Germany's business looks basically now at the stage in which massive outsourcing should take place. And all polls basically confirm that. This is making the outsource trend likely much stronger and when it goes wrong it is difficult (and will costs a lot of time at best) or even impossible to reverse it.

Van der Leyen looks the likely successor of Merkel with the CDU. However not an enviable position. Will always do it worse and therefor always will be under pressure. Will very unlikely meet expectations. CDU is likely to mean reverse to the trendline which is considerably below what they do now.
There is simply no proper successor available and likely even Merkel will take a hit inpopularity as a lot of her policies are most likely negatives and she simply runs away from tough decisions.
Add bad candidates in Merkel's run and no real populist opposition that is now available and it is not a very attractive job to say the least.

Gabriel has got a terrrible job. Energy Wende is likely to end badly. Simply as it considerably increases costs of energy.
Stupid choice for the main guy of a party. You donot make the guy that should get you the votes unpopular.

Steinmeirer looks a league up in quality.

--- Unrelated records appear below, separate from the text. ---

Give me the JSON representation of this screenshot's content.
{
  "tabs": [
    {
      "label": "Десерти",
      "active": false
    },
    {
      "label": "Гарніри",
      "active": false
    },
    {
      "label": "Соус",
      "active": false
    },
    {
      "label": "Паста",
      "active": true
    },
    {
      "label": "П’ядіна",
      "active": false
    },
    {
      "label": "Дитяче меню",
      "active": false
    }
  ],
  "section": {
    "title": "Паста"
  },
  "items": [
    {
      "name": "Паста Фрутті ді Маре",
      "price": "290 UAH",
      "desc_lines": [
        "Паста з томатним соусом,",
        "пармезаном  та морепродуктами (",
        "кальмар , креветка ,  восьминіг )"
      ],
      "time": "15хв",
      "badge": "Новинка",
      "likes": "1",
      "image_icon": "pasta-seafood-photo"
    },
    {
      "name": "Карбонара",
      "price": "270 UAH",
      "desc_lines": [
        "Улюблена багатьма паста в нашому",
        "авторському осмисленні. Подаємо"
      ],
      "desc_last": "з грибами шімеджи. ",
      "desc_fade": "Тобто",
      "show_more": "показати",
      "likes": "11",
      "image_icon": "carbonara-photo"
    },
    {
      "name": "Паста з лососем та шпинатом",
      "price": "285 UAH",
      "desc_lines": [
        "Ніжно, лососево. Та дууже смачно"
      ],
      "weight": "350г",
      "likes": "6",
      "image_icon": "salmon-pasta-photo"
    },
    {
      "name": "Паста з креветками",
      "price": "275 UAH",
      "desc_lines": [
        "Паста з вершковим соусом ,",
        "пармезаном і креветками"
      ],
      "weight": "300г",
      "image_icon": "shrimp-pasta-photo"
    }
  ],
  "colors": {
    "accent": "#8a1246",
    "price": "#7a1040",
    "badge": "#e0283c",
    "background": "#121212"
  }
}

Not too difficult if you are after Westerwelle btw.
Hard to see how he can restore the relation with France.
There is only one way that France will be happy and that is when Germany will pick up alot of bills. Unlikely to happen. Germany is probably back to say 2% structural growth and they simply need the room that that gives for the increased costs of especially Energy Wende and aging. Simply look no room for other pet projects like subsidising Latinos. There is simply a big structural conflict of interest between the 2. When that is not solved improving will be difficult. Only on personal terms but these look ok at the moment as well.